# Required work
Return all the data exactly, keeping the pictures out.

# Data for the task
━━━
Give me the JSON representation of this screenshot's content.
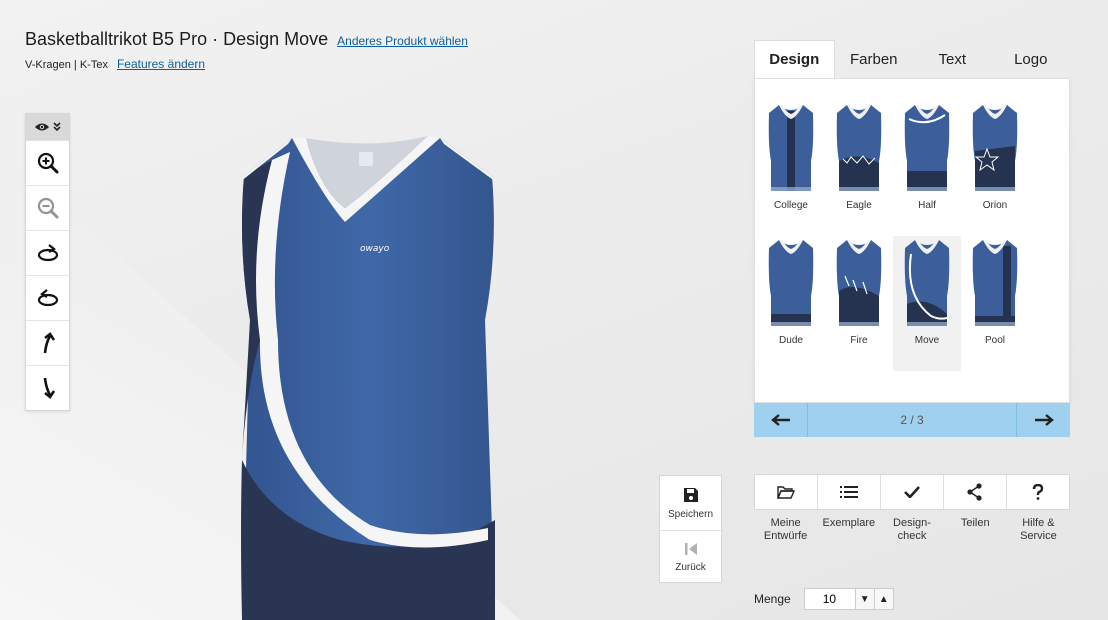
{
  "header": {
    "title": "Basketballtrikot B5 Pro · Design Move",
    "change_product_link": "Anderes Produkt wählen",
    "specs": "V-Kragen | K-Tex",
    "change_features_link": "Features ändern"
  },
  "jersey": {
    "brand_text": "owayo"
  },
  "tabs": [
    {
      "label": "Design",
      "active": true
    },
    {
      "label": "Farben",
      "active": false
    },
    {
      "label": "Text",
      "active": false
    },
    {
      "label": "Logo",
      "active": false
    }
  ],
  "designs": [
    {
      "label": "College"
    },
    {
      "label": "Eagle"
    },
    {
      "label": "Half"
    },
    {
      "label": "Orion"
    },
    {
      "label": "Dude"
    },
    {
      "label": "Fire"
    },
    {
      "label": "Move",
      "selected": true
    },
    {
      "label": "Pool"
    }
  ],
  "pager": {
    "text": "2 / 3"
  },
  "save_box": {
    "save_label": "Speichern",
    "back_label": "Zurück"
  },
  "actions": [
    {
      "label": "Meine\nEntwürfe",
      "icon": "folder-icon"
    },
    {
      "label": "Exemplare",
      "icon": "list-icon"
    },
    {
      "label": "Design-\ncheck",
      "icon": "check-icon"
    },
    {
      "label": "Teilen",
      "icon": "share-icon"
    },
    {
      "label": "Hilfe &\nService",
      "icon": "question-icon"
    }
  ],
  "quantity": {
    "label": "Menge",
    "value": "10"
  },
  "colors": {
    "jersey_blue": "#3c5f9c",
    "jersey_navy": "#2a3553",
    "pager_bg": "#9fd0f0",
    "link": "#0f5f99"
  }
}
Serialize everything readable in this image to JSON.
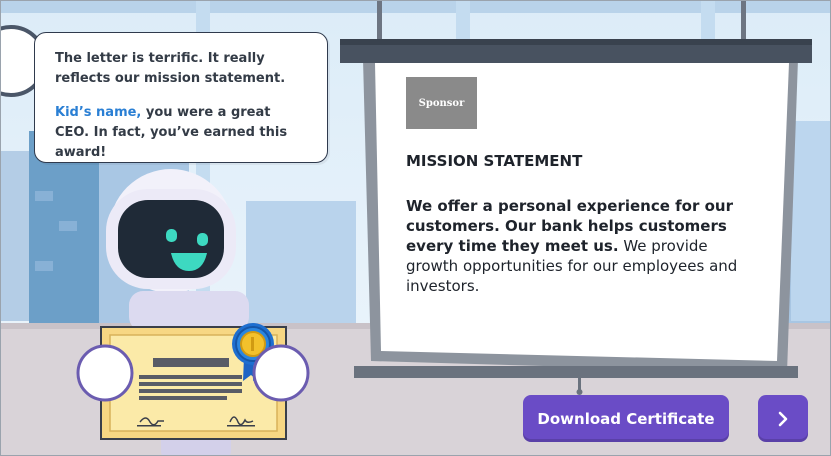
{
  "bubble": {
    "line1": "The letter is terrific. It really reflects our mission statement.",
    "kid_name": "Kid’s name,",
    "line2_rest": " you were a great CEO. In fact, you’ve earned this award!"
  },
  "board": {
    "sponsor_label": "Sponsor",
    "title": "MISSION STATEMENT",
    "body_bold": "We offer a personal experience for our customers. Our bank helps customers every time they meet us.",
    "body_rest": " We provide growth opportunities for our employees and investors."
  },
  "actions": {
    "download_label": "Download Certificate",
    "next_icon": "chevron-right-icon"
  },
  "colors": {
    "accent": "#6a4cc6",
    "kid_name": "#2a7fd4",
    "robot_face": "#3dd9c1"
  }
}
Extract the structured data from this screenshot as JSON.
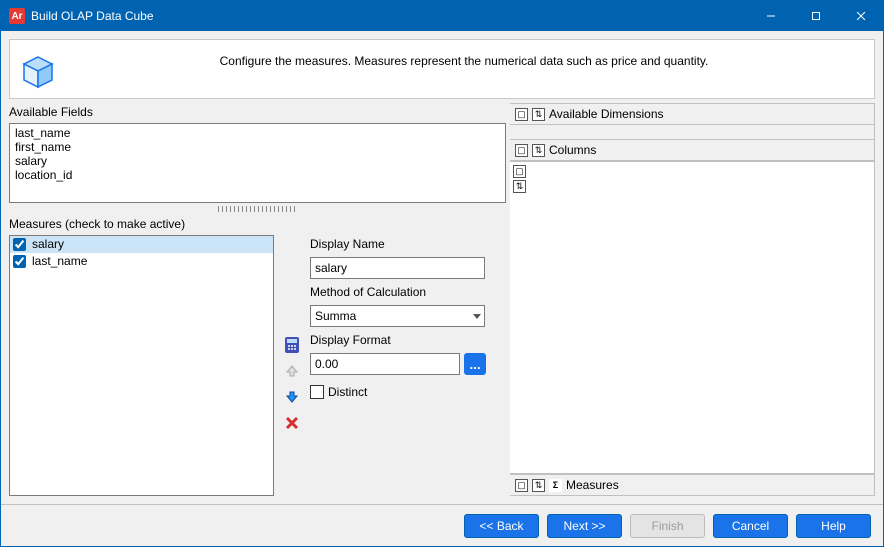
{
  "window": {
    "app_icon_text": "Ar",
    "title": "Build OLAP Data Cube"
  },
  "header": {
    "description": "Configure the measures.  Measures represent the numerical data such as price and quantity."
  },
  "available": {
    "label": "Available Fields",
    "items": [
      "last_name",
      "first_name",
      "salary",
      "location_id"
    ]
  },
  "measures": {
    "label": "Measures (check to make active)",
    "items": [
      {
        "label": "salary",
        "checked": true,
        "selected": true
      },
      {
        "label": "last_name",
        "checked": true,
        "selected": false
      }
    ]
  },
  "detail": {
    "display_name_label": "Display Name",
    "display_name_value": "salary",
    "method_label": "Method of Calculation",
    "method_value": "Summa",
    "format_label": "Display Format",
    "format_value": "0.00",
    "distinct_label": "Distinct",
    "ellipsis": "..."
  },
  "right": {
    "available_dimensions": "Available Dimensions",
    "columns": "Columns",
    "measures": "Measures"
  },
  "buttons": {
    "back": "<< Back",
    "next": "Next >>",
    "finish": "Finish",
    "cancel": "Cancel",
    "help": "Help"
  }
}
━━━
# Exercise answer
Give me the JSON representation of this screenshot's content.
{
  "header": {
    "title": "Basketballtrikot B5 Pro · Design Move",
    "change_product_link": "Anderes Produkt wählen",
    "specs": "V-Kragen | K-Tex",
    "change_features_link": "Features ändern"
  },
  "jersey": {
    "brand_text": "owayo"
  },
  "tabs": [
    {
      "label": "Design",
      "active": true
    },
    {
      "label": "Farben",
      "active": false
    },
    {
      "label": "Text",
      "active": false
    },
    {
      "label": "Logo",
      "active": false
    }
  ],
  "designs": [
    {
      "label": "College"
    },
    {
      "label": "Eagle"
    },
    {
      "label": "Half"
    },
    {
      "label": "Orion"
    },
    {
      "label": "Dude"
    },
    {
      "label": "Fire"
    },
    {
      "label": "Move",
      "selected": true
    },
    {
      "label": "Pool"
    }
  ],
  "pager": {
    "text": "2 / 3"
  },
  "save_box": {
    "save_label": "Speichern",
    "back_label": "Zurück"
  },
  "actions": [
    {
      "label": "Meine\nEntwürfe",
      "icon": "folder-icon"
    },
    {
      "label": "Exemplare",
      "icon": "list-icon"
    },
    {
      "label": "Design-\ncheck",
      "icon": "check-icon"
    },
    {
      "label": "Teilen",
      "icon": "share-icon"
    },
    {
      "label": "Hilfe &\nService",
      "icon": "question-icon"
    }
  ],
  "quantity": {
    "label": "Menge",
    "value": "10"
  },
  "colors": {
    "jersey_blue": "#3c5f9c",
    "jersey_navy": "#2a3553",
    "pager_bg": "#9fd0f0",
    "link": "#0f5f99"
  }
}
Serialize everything readable in this image to JSON.
{
  "bubble": {
    "line1": "The letter is terrific. It really reflects our mission statement.",
    "kid_name": "Kid’s name,",
    "line2_rest": " you were a great CEO. In fact, you’ve earned this award!"
  },
  "board": {
    "sponsor_label": "Sponsor",
    "title": "MISSION STATEMENT",
    "body_bold": "We offer a personal experience for our customers. Our bank helps customers every time they meet us.",
    "body_rest": " We provide growth opportunities for our employees and investors."
  },
  "actions": {
    "download_label": "Download Certificate",
    "next_icon": "chevron-right-icon"
  },
  "colors": {
    "accent": "#6a4cc6",
    "kid_name": "#2a7fd4",
    "robot_face": "#3dd9c1"
  }
}
Extract the structured data from this screenshot as JSON.
{
  "window": {
    "app_icon_text": "Ar",
    "title": "Build OLAP Data Cube"
  },
  "header": {
    "description": "Configure the measures.  Measures represent the numerical data such as price and quantity."
  },
  "available": {
    "label": "Available Fields",
    "items": [
      "last_name",
      "first_name",
      "salary",
      "location_id"
    ]
  },
  "measures": {
    "label": "Measures (check to make active)",
    "items": [
      {
        "label": "salary",
        "checked": true,
        "selected": true
      },
      {
        "label": "last_name",
        "checked": true,
        "selected": false
      }
    ]
  },
  "detail": {
    "display_name_label": "Display Name",
    "display_name_value": "salary",
    "method_label": "Method of Calculation",
    "method_value": "Summa",
    "format_label": "Display Format",
    "format_value": "0.00",
    "distinct_label": "Distinct",
    "ellipsis": "..."
  },
  "right": {
    "available_dimensions": "Available Dimensions",
    "columns": "Columns",
    "measures": "Measures"
  },
  "buttons": {
    "back": "<< Back",
    "next": "Next >>",
    "finish": "Finish",
    "cancel": "Cancel",
    "help": "Help"
  }
}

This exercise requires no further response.